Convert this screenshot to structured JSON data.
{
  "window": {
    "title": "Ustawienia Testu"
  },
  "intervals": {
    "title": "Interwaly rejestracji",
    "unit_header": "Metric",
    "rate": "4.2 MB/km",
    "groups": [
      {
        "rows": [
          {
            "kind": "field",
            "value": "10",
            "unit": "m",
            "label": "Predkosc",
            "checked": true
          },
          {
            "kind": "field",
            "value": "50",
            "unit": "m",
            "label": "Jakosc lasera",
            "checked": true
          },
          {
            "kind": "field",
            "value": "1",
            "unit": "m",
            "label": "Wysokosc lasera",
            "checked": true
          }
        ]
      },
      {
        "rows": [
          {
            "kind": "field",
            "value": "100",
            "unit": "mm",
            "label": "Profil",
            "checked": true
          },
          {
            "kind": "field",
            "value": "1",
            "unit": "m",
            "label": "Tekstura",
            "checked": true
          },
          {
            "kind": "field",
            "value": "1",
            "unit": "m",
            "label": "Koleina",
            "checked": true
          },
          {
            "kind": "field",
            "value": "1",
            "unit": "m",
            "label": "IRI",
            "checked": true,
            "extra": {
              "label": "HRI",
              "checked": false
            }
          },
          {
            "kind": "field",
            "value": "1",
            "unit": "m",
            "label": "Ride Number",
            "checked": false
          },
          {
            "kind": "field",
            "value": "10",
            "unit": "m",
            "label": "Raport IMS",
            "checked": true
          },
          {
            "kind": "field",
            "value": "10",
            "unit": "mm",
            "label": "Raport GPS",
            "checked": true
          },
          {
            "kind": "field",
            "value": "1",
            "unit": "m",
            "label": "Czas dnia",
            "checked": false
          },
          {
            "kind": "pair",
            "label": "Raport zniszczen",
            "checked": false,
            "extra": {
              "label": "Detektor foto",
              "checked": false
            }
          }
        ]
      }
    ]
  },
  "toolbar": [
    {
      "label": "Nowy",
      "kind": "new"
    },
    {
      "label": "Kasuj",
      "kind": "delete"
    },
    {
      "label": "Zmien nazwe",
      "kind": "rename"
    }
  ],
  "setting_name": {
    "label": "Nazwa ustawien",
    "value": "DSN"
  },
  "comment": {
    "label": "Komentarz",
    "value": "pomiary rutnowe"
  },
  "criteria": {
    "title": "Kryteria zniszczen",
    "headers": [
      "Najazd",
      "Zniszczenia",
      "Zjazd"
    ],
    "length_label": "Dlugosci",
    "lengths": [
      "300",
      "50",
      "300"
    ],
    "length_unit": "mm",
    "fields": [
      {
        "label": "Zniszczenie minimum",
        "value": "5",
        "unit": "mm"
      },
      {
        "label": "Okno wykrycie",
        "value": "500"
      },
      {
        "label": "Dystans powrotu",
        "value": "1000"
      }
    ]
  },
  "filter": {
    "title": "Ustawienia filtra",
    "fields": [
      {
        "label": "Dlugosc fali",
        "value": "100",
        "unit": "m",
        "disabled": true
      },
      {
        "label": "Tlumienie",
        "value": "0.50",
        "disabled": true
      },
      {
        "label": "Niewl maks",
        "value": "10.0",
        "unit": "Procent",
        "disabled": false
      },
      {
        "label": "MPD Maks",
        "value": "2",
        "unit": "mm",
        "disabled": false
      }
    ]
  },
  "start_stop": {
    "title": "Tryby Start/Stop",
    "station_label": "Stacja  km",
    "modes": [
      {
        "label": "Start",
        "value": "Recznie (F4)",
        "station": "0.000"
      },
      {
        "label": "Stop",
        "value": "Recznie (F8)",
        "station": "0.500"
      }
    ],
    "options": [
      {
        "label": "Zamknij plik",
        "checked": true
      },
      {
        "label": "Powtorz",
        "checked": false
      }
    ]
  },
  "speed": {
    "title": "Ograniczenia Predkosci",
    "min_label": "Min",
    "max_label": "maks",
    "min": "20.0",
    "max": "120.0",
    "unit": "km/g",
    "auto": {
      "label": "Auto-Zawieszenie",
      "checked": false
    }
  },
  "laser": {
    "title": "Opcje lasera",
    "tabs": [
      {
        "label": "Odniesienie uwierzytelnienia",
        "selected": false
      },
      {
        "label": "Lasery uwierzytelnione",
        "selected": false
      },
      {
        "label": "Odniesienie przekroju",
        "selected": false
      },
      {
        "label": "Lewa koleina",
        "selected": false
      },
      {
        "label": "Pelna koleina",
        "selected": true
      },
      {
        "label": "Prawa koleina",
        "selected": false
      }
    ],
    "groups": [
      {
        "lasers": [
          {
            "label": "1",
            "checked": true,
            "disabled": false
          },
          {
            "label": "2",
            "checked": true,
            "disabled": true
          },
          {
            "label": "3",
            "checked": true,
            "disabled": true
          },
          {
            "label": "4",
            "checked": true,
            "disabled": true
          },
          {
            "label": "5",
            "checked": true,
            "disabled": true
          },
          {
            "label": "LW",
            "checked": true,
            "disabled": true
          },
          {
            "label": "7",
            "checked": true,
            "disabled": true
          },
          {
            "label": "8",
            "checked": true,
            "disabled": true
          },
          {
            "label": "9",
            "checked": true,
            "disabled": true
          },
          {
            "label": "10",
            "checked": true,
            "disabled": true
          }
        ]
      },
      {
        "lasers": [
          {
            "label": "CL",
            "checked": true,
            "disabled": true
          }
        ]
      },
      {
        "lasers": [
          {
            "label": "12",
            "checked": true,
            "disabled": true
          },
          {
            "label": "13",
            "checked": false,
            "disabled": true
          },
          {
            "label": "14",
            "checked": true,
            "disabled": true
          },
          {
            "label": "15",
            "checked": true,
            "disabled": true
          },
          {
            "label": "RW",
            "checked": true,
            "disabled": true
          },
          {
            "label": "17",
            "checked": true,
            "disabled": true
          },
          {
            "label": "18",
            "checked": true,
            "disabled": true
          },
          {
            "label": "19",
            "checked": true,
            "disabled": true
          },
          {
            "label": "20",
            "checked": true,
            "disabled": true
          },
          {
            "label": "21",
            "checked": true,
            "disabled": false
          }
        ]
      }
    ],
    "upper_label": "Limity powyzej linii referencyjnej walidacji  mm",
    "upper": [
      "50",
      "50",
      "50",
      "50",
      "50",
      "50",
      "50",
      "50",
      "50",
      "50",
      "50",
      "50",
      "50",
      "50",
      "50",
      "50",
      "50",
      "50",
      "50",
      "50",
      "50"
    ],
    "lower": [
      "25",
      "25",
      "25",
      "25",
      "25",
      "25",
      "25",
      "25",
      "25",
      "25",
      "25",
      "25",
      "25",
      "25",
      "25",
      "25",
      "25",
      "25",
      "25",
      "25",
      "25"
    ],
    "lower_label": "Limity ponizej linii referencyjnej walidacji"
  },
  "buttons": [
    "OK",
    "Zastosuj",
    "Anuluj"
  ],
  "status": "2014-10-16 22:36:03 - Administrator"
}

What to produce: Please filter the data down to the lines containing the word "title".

Exercise result:
    "title": "Ustawienia Testu"
    "title": "Interwaly rejestracji",
    "title": "Kryteria zniszczen",
    "title": "Ustawienia filtra",
    "title": "Tryby Start/Stop",
    "title": "Ograniczenia Predkosci",
    "title": "Opcje lasera",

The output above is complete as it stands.